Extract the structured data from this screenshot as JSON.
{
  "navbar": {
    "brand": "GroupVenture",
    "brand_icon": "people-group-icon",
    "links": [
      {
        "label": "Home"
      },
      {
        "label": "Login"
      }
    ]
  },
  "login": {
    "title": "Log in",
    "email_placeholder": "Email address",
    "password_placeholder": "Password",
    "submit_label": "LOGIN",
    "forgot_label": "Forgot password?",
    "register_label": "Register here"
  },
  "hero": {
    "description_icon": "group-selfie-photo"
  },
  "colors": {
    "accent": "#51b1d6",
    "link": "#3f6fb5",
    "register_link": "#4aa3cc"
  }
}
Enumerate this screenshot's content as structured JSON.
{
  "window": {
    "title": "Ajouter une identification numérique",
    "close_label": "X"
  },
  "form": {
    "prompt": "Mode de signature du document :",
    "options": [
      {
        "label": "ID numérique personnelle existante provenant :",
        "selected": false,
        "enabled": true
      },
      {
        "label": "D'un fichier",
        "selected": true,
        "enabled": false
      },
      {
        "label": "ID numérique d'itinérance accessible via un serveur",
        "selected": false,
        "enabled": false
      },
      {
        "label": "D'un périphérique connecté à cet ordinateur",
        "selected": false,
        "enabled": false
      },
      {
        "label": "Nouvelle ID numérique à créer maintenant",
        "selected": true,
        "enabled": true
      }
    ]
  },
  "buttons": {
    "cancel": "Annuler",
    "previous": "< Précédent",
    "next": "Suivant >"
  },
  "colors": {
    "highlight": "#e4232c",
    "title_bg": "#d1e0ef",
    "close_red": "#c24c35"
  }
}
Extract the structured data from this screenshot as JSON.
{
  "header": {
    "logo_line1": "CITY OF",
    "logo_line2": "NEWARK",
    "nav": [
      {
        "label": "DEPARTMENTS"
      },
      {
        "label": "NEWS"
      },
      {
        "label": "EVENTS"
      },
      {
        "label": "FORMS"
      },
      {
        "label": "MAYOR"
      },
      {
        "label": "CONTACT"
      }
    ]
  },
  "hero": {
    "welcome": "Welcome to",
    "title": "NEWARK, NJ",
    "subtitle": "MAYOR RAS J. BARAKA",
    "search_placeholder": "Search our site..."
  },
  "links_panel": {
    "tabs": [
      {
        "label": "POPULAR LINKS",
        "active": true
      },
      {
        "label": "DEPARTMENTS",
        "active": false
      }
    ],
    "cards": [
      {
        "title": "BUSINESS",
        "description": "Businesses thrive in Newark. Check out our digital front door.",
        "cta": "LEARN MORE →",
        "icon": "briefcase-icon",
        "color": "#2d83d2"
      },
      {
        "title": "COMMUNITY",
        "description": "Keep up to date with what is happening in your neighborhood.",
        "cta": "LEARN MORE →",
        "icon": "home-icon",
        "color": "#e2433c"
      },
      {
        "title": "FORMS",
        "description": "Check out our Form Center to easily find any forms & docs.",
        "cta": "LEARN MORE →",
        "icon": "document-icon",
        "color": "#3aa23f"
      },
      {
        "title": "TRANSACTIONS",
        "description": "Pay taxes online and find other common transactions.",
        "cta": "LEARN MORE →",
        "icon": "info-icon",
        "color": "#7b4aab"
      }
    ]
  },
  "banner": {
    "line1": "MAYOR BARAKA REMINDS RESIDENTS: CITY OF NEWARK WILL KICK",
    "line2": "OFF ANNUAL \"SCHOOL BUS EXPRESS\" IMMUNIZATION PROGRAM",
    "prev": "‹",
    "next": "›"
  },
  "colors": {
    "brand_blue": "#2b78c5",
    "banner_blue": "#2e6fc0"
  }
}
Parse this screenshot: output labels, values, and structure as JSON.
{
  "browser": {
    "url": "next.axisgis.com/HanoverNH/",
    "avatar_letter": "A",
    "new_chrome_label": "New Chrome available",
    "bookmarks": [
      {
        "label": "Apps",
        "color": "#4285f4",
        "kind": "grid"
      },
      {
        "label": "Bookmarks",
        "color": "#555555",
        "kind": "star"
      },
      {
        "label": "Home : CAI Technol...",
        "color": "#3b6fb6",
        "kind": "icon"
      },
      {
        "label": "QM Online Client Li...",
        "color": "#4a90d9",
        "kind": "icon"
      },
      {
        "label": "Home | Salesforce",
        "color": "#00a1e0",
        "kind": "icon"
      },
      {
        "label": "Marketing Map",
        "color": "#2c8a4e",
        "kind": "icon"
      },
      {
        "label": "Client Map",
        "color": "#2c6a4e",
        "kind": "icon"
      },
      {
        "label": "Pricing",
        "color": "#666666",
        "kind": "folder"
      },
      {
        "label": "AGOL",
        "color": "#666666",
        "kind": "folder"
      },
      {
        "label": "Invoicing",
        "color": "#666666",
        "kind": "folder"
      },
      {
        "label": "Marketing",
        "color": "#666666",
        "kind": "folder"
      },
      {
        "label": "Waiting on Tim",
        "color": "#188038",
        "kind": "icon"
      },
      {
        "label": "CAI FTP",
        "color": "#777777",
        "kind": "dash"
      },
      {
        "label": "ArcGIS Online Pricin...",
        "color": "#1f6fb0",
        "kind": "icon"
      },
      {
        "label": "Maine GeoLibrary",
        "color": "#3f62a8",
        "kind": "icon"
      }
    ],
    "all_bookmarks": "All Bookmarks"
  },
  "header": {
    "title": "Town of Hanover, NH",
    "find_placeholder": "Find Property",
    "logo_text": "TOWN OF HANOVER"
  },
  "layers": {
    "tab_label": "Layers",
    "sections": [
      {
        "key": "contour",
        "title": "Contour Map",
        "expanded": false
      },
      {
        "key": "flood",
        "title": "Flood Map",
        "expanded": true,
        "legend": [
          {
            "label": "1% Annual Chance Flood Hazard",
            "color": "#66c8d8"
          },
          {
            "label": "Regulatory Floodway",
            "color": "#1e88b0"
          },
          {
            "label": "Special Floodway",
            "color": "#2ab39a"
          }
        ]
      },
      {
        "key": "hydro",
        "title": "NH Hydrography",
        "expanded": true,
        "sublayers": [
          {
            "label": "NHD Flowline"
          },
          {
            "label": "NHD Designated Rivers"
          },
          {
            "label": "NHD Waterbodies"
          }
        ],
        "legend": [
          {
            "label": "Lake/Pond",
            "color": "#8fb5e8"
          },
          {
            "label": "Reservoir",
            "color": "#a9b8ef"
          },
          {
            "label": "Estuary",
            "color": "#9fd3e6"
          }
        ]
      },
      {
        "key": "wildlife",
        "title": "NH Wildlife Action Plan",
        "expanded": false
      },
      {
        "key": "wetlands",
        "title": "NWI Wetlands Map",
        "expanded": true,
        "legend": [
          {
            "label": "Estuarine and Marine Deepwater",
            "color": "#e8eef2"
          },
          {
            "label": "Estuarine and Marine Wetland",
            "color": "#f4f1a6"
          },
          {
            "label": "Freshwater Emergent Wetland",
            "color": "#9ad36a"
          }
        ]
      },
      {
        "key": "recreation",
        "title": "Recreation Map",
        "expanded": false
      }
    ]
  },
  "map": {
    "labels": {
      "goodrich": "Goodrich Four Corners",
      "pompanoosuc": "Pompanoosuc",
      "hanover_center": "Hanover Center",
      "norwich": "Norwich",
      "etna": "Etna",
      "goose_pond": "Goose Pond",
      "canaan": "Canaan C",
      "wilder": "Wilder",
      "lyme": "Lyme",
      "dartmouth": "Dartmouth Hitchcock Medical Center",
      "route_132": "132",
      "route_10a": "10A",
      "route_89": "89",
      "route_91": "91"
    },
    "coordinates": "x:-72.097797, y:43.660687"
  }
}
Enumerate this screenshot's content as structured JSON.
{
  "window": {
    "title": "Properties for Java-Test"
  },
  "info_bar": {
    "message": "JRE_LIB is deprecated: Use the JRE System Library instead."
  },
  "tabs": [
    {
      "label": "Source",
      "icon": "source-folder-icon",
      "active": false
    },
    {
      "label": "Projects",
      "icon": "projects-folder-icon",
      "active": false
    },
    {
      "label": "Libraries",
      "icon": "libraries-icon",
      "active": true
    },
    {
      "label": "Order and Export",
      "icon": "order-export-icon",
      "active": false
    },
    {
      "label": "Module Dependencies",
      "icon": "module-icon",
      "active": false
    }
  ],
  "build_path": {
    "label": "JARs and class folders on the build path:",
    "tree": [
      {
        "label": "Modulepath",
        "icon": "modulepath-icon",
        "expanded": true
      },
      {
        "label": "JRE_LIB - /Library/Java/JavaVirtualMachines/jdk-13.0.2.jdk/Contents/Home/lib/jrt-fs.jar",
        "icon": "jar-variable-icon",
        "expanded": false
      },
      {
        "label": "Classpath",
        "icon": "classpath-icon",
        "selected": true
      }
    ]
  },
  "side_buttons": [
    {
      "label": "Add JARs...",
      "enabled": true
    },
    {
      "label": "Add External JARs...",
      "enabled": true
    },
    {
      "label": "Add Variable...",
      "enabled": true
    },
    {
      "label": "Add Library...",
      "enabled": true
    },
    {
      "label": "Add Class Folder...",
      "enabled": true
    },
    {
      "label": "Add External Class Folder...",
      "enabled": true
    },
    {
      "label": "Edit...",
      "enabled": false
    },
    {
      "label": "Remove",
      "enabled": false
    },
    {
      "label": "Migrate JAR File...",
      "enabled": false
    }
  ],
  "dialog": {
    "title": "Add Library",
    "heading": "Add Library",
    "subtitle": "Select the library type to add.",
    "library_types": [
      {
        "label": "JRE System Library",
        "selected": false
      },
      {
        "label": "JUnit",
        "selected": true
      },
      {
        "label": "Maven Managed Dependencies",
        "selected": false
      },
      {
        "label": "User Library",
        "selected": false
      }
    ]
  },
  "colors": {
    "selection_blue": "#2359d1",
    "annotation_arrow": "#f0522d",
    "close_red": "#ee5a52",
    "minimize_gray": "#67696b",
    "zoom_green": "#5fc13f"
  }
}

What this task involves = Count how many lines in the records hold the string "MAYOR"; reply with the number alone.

Your solution = 3